We knew the JBPU needed enabling state legislation to proceed, and our coalition defeated that legislation three times. We also knew the JBPU needed $250 million in federal funding. While we were worried when on July 23, 2010, Sen. Charles E. Schumer visited Jamestown to promise “relentless support” for the coal plant, federal funding was denied three times after we supplied information to the Department of Energy about deep flaws in the proposal.

In 2010, we used a JBPU mini-rate case before the PSC as an opportunity to explain the potential devastating ratepayer impacts of the proposed coal plant. We also shared a NYPA-funded study, which concluded that the JBPU could cost-effectively reduce its ratepayer electric demand by 17 percent within five years – more than enough to eliminate any conceivable need for costly self-generation.

While the JBPU won a modest rate increase, our efforts demonstrated the difficulty it would have securing PSC approval for a new coal plant.

Defeat was victory for citizen action

In 2012, the utility released a new future plan that did not call for a new coal plant.
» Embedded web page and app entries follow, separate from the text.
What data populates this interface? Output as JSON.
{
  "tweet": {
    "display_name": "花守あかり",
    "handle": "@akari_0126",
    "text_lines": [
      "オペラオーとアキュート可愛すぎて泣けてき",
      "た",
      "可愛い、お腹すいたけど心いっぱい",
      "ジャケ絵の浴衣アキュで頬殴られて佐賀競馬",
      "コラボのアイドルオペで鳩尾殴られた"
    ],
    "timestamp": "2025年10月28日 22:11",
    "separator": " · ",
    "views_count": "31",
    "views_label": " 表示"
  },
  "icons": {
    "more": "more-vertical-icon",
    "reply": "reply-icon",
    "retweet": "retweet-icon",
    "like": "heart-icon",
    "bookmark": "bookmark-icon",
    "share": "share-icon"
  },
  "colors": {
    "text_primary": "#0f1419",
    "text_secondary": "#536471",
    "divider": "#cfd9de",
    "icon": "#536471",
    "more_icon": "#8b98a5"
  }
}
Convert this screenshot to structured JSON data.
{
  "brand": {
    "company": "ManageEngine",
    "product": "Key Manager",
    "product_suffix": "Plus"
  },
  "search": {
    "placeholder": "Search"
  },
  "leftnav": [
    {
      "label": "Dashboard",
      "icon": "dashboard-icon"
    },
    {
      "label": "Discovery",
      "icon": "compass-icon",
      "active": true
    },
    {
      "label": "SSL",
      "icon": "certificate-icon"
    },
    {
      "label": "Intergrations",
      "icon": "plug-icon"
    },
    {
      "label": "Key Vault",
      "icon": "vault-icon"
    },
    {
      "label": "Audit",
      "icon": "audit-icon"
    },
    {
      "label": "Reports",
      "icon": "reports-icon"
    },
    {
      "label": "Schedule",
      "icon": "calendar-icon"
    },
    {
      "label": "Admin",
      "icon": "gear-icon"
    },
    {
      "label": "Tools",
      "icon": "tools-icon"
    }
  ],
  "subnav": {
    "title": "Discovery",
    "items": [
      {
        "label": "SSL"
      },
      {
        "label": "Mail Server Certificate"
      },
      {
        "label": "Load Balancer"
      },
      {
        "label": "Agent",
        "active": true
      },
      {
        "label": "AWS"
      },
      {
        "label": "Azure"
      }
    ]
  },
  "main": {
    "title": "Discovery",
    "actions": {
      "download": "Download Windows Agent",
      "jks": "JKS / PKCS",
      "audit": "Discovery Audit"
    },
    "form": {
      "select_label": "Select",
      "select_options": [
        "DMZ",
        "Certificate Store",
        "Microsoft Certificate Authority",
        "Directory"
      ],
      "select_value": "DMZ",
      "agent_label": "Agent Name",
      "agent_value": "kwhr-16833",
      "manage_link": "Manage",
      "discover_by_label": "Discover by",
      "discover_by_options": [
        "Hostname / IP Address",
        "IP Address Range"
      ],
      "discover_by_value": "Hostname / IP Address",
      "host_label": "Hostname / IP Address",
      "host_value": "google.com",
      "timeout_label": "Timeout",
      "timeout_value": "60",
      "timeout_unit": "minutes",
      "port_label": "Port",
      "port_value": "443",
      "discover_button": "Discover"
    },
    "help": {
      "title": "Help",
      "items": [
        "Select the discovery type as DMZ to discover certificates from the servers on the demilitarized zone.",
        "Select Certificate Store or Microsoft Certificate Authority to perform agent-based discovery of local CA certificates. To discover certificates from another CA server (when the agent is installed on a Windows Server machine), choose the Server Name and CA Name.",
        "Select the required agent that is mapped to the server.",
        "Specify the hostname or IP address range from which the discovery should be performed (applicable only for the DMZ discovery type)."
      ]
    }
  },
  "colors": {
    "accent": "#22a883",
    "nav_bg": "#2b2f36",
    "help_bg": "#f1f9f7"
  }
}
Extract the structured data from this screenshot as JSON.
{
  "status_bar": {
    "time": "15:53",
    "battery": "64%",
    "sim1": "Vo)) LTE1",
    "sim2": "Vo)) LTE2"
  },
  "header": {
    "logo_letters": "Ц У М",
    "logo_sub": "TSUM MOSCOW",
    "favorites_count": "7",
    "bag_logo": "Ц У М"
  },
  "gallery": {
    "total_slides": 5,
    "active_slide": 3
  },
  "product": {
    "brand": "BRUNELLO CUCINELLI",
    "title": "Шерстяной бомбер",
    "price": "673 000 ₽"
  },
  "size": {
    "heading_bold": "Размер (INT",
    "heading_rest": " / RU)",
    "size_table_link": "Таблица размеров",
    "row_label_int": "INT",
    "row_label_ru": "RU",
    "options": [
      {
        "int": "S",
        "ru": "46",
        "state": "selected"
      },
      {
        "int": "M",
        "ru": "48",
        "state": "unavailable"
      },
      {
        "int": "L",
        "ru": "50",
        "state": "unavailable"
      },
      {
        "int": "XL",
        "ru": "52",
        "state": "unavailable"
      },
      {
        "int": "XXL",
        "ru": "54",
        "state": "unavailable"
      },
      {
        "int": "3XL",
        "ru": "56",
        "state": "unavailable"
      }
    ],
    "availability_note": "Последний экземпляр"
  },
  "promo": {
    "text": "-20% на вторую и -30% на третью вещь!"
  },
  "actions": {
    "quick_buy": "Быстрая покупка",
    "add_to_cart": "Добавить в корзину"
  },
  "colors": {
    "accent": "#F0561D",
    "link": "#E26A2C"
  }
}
In fact, it barely acknowledged the 10 years and $10 million spent pursuing such a plant.

Ironically, the JBPU’s new plan calls for increasing natural gas-fired generation, which is also unnecessary and more expensive than our Plan B of ramping up energy conservation to reduce Jamestown’s electric load so it can be met more or less entirely with the city’s NYPA power allotment. We offered to work with Jamestown to implement our zero-emissions, ratepayer-friendly plan, but our offer was rejected.

Alstrom’s reaction to our victory against the coal plant was “absolute joy and a great feeling of accomplishment. We may have prevented the city from going bankrupt.”

Berger added, “Climate change is too serious a threat to ever be ignored. Our success shows that activists concerned about our climate can make a difference.”

“This incredible victory demonstrates the power of community members to shape big decisions that affect our health, economy and environment,” said Jennifer Tuttle of Sierra Club’s New York Beyond Coal Campaign. “The Jamestown victory is proof-positive that everyday voices are incredibly powerful.”

Walter Simpson is a local environmental activist and an educator who organized the Clean Energy for Jamestown coalition. He was energy officer at the University at Buffalo from 1982 to 2008, developing a nationally recognized energy conservation program credited with $100 million in savings. His website is www.energyreallymatters.com.